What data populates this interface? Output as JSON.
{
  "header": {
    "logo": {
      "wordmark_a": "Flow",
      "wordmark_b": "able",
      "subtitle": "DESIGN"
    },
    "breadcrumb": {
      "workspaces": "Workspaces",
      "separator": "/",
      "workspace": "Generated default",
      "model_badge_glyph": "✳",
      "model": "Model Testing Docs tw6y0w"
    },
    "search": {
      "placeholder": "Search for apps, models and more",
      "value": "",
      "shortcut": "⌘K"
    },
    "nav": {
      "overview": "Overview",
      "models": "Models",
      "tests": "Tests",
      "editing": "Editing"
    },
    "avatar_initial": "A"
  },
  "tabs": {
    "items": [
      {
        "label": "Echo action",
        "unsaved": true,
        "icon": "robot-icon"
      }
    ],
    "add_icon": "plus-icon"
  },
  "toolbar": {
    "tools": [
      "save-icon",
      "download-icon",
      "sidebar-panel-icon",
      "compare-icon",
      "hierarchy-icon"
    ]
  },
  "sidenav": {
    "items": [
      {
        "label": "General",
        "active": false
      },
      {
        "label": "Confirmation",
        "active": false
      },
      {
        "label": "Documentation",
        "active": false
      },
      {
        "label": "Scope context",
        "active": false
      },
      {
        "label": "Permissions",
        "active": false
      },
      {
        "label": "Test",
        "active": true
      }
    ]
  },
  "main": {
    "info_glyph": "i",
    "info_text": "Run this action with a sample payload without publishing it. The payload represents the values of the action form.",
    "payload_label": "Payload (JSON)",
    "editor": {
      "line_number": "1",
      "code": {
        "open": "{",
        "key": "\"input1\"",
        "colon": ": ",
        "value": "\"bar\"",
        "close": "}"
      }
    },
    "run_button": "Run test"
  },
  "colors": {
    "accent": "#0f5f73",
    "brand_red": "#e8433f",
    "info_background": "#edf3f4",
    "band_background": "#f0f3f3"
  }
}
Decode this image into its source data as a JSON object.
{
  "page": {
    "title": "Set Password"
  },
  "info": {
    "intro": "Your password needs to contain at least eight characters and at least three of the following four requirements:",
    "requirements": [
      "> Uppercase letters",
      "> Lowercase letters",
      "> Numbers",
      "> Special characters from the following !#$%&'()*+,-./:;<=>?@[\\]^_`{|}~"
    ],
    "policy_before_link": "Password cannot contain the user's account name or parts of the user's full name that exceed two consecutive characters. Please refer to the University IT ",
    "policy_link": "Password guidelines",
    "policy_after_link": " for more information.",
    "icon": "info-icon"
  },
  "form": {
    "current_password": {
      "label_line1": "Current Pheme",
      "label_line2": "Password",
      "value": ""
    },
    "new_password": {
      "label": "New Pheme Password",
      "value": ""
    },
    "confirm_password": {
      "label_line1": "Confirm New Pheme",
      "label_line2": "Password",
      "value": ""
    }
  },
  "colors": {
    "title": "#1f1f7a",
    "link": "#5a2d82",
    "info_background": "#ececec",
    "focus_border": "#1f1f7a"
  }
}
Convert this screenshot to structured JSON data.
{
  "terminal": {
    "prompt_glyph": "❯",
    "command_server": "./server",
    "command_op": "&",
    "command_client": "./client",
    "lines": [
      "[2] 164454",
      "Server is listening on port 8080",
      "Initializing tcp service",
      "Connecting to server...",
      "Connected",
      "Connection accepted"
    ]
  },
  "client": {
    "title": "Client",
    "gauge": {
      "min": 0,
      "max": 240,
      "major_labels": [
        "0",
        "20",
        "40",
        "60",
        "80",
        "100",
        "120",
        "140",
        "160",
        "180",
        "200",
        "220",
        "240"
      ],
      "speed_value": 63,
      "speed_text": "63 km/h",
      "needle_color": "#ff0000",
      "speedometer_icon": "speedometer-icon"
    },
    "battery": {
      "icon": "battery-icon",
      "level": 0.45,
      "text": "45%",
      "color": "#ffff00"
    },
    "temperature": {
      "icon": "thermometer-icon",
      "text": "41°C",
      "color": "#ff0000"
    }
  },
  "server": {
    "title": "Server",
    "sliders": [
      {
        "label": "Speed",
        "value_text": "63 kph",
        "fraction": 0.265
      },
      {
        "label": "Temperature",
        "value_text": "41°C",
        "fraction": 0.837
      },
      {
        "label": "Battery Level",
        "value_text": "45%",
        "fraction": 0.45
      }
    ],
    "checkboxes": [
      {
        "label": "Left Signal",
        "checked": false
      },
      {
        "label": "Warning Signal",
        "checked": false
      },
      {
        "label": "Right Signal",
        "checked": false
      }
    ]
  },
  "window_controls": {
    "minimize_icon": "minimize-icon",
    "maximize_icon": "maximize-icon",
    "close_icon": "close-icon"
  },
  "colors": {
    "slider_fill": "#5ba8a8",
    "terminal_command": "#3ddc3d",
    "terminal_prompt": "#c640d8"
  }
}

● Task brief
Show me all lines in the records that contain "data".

● Answer to this problem
What data populates this interface? Output as JSON.
Decode this image into its source data as a JSON object.
Convert this screenshot to structured JSON data.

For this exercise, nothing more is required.